The Victorian government’s 2018-19 budget includes $17.6 million over four years for the state’s first cyber security strategy.
“Funding will be provided to implement the Government’s cyber security strategy to improve detection and prevention capabilities, and responses to cyber-attacks on Victorian Government IT systems,” budget documents state.
“This funding will ensure we have the strong cyber security capabilities we need to protect the delivery of public services across the whole of the government,” the government said.
The government in mid-2017 signed off on the strategy, which included creating a government chief information security officer role. In October, former ANZ senior manager, information and technology risk John O’Driscoll was announced as Victoria’s first CISO.
Key to the strategy is an emphasis on a whole-of-government approach for information security.
Under the strategy the Victorian government CISO does not take replace responsibility for security within individual state government agencies but is responsible for co-ordinating “cross-government responses in those areas where a whole-of-government approach is preferable, more efficient and will provide better security outcomes than individual approaches – for example, the creation of whole-of-government cyber services, capabilities, reporting, executive engagement, and information dissemination.”
“We’re getting on with delivering Victoria’s first ever Cyber Security Strategy so we can stay ahead of cyber criminals and protect Victorians’ personal information,” said special minister of state, Gavin Jennings.
“This boost will also build upon our state’s position as the tech capital of Australia and a world-leader in tackling cyber threats.”

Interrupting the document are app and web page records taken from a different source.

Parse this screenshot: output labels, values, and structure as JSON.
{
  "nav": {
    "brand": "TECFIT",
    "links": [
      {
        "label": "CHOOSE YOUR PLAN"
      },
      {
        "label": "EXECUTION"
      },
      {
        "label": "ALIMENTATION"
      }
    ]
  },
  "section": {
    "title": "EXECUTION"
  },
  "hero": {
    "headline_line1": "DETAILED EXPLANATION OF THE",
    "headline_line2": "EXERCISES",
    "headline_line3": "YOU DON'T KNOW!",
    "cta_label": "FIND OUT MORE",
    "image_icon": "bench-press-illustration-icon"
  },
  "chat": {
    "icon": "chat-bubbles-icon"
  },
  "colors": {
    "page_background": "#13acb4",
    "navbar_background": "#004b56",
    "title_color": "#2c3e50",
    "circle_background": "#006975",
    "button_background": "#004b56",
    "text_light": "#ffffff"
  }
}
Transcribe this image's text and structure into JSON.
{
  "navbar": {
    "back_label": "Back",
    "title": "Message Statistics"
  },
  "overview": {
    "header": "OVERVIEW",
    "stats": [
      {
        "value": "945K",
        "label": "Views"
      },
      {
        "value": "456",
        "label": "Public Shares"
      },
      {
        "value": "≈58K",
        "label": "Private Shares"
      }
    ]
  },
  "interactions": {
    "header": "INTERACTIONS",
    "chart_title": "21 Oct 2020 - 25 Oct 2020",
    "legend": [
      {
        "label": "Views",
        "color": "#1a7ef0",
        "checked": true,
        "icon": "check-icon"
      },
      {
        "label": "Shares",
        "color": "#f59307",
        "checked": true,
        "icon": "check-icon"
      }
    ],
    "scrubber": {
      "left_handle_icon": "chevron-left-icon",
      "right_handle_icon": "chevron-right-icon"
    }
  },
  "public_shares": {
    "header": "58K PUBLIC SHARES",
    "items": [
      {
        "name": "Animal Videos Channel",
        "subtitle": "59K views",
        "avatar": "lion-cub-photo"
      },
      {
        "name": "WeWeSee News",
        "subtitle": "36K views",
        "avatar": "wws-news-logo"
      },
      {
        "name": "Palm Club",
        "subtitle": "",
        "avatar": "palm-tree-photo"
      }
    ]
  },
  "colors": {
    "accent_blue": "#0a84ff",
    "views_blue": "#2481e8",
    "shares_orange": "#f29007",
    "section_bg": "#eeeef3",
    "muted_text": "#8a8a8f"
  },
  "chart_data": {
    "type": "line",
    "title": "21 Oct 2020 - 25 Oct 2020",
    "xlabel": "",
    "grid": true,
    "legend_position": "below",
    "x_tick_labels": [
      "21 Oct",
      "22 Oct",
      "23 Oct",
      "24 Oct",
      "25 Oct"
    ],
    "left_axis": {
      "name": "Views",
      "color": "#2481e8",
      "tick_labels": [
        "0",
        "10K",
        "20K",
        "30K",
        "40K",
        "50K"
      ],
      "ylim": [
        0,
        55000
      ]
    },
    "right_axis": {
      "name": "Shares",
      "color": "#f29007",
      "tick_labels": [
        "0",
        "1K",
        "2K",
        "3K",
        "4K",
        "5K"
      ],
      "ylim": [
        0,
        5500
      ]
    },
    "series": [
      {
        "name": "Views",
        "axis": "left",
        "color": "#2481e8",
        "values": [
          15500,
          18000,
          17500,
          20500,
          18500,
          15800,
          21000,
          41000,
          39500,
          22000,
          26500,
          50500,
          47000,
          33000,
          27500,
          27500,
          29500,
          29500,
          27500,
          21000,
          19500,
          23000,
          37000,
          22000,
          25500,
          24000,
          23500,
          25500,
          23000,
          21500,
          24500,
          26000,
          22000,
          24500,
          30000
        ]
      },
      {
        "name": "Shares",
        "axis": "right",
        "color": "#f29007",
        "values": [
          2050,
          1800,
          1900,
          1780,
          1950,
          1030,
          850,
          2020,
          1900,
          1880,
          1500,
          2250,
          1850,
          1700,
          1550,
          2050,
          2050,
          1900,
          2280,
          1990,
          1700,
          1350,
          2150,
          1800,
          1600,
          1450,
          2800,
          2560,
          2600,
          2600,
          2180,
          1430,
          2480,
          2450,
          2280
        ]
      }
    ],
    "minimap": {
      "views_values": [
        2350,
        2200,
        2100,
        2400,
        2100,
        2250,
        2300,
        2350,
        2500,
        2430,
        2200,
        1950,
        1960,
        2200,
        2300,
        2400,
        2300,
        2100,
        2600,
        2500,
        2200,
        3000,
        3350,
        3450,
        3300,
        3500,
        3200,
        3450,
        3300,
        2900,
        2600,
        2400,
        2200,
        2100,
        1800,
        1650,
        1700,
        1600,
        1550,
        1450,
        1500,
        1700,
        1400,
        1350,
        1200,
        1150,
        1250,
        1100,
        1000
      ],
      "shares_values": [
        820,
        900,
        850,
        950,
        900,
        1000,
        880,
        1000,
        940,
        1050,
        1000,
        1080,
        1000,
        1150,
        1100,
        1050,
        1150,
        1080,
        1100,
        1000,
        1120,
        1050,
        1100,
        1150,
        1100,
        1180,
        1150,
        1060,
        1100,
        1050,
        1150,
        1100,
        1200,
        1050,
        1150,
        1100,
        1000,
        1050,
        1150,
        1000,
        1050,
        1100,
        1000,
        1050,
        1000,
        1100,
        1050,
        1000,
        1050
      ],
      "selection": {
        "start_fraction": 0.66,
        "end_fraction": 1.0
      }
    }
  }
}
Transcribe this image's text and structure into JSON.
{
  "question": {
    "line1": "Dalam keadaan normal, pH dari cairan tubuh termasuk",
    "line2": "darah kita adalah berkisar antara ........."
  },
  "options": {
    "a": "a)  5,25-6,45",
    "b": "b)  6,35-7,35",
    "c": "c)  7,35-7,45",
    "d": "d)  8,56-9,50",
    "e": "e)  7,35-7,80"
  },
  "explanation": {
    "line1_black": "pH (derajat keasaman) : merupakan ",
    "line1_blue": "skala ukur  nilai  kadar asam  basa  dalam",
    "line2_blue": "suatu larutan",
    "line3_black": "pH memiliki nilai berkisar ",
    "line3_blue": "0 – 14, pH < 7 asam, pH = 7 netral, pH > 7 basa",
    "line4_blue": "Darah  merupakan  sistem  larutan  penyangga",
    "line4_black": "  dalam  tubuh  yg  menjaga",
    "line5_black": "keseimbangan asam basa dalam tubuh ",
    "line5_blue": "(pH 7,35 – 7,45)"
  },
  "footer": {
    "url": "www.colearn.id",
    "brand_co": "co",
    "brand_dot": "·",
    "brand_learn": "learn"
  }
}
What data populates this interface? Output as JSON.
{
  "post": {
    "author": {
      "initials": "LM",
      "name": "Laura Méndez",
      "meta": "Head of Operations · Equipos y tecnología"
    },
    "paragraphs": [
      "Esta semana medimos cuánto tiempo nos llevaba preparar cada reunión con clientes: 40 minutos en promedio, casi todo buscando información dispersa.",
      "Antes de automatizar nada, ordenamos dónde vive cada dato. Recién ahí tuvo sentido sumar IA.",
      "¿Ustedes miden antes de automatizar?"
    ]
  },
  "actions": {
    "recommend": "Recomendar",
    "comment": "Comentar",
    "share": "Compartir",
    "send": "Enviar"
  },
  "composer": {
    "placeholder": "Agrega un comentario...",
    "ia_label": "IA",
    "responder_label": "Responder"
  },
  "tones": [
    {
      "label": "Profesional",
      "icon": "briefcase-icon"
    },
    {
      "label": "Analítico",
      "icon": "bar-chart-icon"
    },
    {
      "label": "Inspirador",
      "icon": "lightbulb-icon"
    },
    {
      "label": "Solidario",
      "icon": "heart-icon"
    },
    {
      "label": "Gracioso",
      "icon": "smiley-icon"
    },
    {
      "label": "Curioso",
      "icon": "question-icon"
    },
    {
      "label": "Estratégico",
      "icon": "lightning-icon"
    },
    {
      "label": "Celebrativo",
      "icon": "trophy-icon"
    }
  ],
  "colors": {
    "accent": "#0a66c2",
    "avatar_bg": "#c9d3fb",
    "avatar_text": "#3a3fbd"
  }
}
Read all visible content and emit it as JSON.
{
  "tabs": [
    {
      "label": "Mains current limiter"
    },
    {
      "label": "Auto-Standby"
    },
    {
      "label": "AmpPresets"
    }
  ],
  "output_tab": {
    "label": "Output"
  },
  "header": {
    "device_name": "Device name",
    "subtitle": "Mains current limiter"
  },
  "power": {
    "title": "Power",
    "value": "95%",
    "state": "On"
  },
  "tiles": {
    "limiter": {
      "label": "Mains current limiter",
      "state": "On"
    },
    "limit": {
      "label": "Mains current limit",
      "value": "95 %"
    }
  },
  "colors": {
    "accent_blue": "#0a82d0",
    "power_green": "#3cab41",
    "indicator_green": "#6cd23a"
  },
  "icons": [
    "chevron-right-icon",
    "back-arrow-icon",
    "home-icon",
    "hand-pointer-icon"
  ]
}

The budget also earmarks $2.6 million for the Office of the Victorian Information Commissioner
In August, Sven Bluemmel was announced as Victoria’s first Information Commissioner. Before joining OVIC Bluemmel was Western Australia’s Information Commissioner.
Prior to OVIC’s creation, freedom of information and privacy were overseen by separate commissioners.
The 2018-19 budget includes $21.9 million over four years to boost Victoria Police’s “ability to respond to serious crime and organised technology-enabled offending”.
“This includes increasing capacity to tackle organised crime syndicates trafficking drugs and firearms on the dark web, online child exploitation, gathering and recording evidence through digital forensic services, conducting covert operations, and gathering intelligence,” budget documents state.